Instructions to follow: Could you restate the data word for word and drop the pictures?

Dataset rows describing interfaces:
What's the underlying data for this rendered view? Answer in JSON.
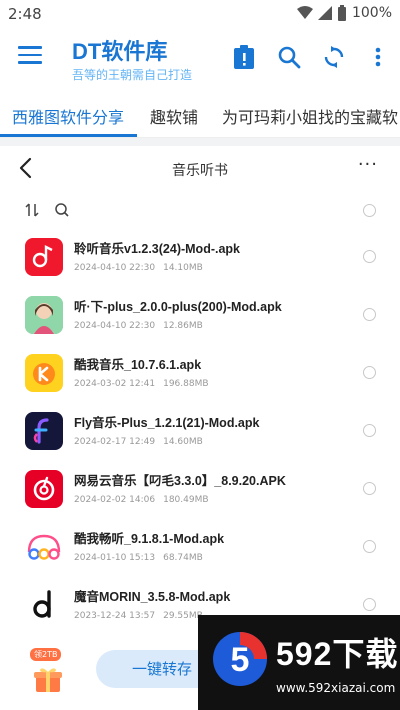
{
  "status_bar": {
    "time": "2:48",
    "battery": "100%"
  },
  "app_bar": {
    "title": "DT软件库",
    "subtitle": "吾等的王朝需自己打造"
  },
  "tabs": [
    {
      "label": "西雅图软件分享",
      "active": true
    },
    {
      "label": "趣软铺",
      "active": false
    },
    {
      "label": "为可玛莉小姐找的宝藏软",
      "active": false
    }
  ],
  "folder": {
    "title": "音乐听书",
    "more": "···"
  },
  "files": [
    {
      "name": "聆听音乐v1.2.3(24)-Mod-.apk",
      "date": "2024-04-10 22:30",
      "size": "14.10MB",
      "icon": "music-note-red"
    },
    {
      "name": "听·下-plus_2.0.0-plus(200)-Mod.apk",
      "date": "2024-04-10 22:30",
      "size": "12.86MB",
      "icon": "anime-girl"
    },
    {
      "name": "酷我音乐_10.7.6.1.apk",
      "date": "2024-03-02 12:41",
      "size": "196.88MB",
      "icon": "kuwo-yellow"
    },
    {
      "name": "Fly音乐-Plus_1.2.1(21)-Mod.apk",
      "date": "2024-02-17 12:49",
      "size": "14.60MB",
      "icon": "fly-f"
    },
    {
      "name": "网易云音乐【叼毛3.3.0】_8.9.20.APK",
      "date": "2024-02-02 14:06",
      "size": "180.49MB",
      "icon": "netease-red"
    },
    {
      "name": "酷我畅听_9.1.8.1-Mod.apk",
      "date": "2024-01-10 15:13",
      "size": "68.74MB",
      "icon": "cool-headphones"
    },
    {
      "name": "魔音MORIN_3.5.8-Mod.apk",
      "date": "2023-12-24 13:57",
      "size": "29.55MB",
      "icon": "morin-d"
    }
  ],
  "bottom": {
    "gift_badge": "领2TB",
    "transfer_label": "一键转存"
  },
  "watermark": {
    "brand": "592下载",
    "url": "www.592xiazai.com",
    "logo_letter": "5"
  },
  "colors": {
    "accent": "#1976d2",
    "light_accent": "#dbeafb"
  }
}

Task output:
What's the underlying data for this rendered view? Answer in JSON.
{
  "status_bar": {
    "time": "2:48",
    "battery": "100%"
  },
  "app_bar": {
    "title": "DT软件库",
    "subtitle": "吾等的王朝需自己打造"
  },
  "tabs": [
    {
      "label": "西雅图软件分享",
      "active": true
    },
    {
      "label": "趣软铺",
      "active": false
    },
    {
      "label": "为可玛莉小姐找的宝藏软",
      "active": false
    }
  ],
  "folder": {
    "title": "音乐听书",
    "more": "···"
  },
  "files": [
    {
      "name": "聆听音乐v1.2.3(24)-Mod-.apk",
      "date": "2024-04-10 22:30",
      "size": "14.10MB",
      "icon": "music-note-red"
    },
    {
      "name": "听·下-plus_2.0.0-plus(200)-Mod.apk",
      "date": "2024-04-10 22:30",
      "size": "12.86MB",
      "icon": "anime-girl"
    },
    {
      "name": "酷我音乐_10.7.6.1.apk",
      "date": "2024-03-02 12:41",
      "size": "196.88MB",
      "icon": "kuwo-yellow"
    },
    {
      "name": "Fly音乐-Plus_1.2.1(21)-Mod.apk",
      "date": "2024-02-17 12:49",
      "size": "14.60MB",
      "icon": "fly-f"
    },
    {
      "name": "网易云音乐【叼毛3.3.0】_8.9.20.APK",
      "date": "2024-02-02 14:06",
      "size": "180.49MB",
      "icon": "netease-red"
    },
    {
      "name": "酷我畅听_9.1.8.1-Mod.apk",
      "date": "2024-01-10 15:13",
      "size": "68.74MB",
      "icon": "cool-headphones"
    },
    {
      "name": "魔音MORIN_3.5.8-Mod.apk",
      "date": "2023-12-24 13:57",
      "size": "29.55MB",
      "icon": "morin-d"
    }
  ],
  "bottom": {
    "gift_badge": "领2TB",
    "transfer_label": "一键转存"
  },
  "watermark": {
    "brand": "592下载",
    "url": "www.592xiazai.com",
    "logo_letter": "5"
  },
  "colors": {
    "accent": "#1976d2",
    "light_accent": "#dbeafb"
  }
}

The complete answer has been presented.